| Dataset entries |
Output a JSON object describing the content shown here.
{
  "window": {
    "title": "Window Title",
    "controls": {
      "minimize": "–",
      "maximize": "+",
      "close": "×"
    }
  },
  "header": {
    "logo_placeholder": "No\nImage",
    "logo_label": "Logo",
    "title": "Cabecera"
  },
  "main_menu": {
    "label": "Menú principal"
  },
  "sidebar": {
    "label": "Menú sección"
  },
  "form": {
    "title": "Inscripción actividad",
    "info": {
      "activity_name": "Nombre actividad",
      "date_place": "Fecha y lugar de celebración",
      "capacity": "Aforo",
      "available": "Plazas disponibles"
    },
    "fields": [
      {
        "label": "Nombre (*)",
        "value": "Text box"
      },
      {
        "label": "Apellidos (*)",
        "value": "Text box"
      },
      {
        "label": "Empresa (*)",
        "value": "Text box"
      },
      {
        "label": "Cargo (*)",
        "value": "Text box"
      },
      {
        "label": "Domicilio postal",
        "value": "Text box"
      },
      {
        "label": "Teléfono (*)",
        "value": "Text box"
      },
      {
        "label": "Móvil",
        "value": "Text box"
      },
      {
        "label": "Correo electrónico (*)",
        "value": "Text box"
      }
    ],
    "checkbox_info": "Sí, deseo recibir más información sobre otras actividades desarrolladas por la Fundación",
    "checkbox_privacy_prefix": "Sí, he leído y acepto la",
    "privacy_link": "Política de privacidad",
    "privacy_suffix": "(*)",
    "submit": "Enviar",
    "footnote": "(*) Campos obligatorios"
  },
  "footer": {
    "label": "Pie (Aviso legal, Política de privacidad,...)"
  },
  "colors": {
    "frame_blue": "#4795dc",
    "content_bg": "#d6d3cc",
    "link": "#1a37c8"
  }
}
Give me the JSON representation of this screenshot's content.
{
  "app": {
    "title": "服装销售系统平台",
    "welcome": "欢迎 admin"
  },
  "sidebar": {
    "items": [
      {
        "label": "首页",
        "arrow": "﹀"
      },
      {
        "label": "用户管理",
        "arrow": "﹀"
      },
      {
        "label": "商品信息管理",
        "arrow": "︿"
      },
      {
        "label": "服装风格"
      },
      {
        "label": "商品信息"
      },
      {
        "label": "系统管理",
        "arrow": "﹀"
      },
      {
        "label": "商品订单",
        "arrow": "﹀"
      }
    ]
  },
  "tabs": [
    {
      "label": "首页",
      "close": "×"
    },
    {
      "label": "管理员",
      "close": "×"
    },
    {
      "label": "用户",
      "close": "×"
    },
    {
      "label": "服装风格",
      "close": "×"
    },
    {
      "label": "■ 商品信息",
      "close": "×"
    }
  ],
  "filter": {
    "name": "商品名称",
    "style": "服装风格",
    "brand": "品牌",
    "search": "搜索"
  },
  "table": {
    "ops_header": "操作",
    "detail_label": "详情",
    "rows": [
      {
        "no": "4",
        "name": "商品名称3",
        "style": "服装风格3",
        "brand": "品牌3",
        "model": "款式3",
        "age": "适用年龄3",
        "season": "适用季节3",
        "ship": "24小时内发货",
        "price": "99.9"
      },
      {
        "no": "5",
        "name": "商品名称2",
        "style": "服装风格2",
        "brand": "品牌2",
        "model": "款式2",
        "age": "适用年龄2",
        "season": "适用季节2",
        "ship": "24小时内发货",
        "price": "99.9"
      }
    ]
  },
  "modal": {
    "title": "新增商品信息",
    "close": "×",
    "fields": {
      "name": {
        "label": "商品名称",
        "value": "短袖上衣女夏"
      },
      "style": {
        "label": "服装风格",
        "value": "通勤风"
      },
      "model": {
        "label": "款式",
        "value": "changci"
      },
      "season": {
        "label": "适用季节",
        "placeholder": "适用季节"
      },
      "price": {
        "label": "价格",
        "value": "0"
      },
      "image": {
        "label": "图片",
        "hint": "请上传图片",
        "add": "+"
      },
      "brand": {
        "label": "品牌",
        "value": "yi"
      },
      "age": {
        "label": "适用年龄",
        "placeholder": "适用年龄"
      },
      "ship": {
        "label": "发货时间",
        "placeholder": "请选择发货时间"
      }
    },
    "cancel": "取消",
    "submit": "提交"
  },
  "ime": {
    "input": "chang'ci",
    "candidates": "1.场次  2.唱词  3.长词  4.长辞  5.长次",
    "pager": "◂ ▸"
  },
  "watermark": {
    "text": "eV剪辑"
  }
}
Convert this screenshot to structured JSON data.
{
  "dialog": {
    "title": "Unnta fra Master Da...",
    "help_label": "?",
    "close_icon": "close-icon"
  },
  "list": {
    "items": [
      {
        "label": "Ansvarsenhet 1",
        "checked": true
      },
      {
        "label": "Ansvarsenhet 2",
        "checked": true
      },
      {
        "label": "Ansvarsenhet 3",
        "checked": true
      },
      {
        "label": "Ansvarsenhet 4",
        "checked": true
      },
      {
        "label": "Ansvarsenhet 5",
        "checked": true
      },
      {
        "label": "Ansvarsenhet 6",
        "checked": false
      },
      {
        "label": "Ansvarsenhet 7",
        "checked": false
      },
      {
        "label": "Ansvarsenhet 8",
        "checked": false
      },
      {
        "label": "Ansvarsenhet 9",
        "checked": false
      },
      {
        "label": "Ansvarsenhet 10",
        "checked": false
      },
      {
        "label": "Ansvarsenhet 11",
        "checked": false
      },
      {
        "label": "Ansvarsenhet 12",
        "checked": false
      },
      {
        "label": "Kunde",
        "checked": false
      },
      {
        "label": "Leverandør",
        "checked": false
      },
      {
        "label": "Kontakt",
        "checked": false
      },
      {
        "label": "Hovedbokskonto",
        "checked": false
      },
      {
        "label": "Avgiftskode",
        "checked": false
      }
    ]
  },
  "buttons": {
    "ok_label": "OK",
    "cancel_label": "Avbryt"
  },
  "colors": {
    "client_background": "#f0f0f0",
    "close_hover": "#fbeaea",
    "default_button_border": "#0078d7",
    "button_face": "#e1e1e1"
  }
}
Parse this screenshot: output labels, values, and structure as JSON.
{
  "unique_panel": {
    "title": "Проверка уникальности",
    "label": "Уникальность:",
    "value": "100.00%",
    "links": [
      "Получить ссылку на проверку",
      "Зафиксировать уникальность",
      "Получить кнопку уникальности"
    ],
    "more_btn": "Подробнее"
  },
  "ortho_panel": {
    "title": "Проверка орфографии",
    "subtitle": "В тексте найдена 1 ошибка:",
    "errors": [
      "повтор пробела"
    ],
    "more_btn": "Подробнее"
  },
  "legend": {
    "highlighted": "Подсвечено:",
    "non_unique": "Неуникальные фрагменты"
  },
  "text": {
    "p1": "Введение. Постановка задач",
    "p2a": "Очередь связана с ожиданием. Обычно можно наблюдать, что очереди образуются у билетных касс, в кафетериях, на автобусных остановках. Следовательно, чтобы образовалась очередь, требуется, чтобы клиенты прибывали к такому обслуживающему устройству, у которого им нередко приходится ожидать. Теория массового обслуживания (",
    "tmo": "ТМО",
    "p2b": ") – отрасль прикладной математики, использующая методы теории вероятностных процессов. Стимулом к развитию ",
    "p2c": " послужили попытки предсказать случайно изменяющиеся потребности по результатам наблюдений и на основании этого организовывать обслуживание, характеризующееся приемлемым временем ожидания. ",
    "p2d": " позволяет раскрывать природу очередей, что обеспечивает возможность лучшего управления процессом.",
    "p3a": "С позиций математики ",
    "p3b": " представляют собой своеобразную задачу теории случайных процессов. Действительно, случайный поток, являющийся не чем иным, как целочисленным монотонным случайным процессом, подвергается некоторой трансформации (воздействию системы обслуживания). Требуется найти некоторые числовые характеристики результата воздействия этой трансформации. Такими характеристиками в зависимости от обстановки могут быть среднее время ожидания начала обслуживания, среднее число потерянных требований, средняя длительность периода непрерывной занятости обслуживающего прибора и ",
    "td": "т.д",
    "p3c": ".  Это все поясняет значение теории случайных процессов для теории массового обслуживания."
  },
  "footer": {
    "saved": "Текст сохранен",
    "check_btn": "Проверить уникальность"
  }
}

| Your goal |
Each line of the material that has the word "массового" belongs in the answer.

| Solution to the exercise |
    "p2a": "Очередь связана с ожиданием. Обычно можно наблюдать, что очереди образуются у билетных касс, в кафетериях, на автобусных остановках. Следовательно, чтобы образовалась очередь, требуется, чтобы клиенты прибывали к такому обслуживающему устройству, у которого им нередко приходится ожидать. Теория массового обслуживания (",
    "p3c": ".  Это все поясняет значение теории случайных процессов для теории массового обслуживания."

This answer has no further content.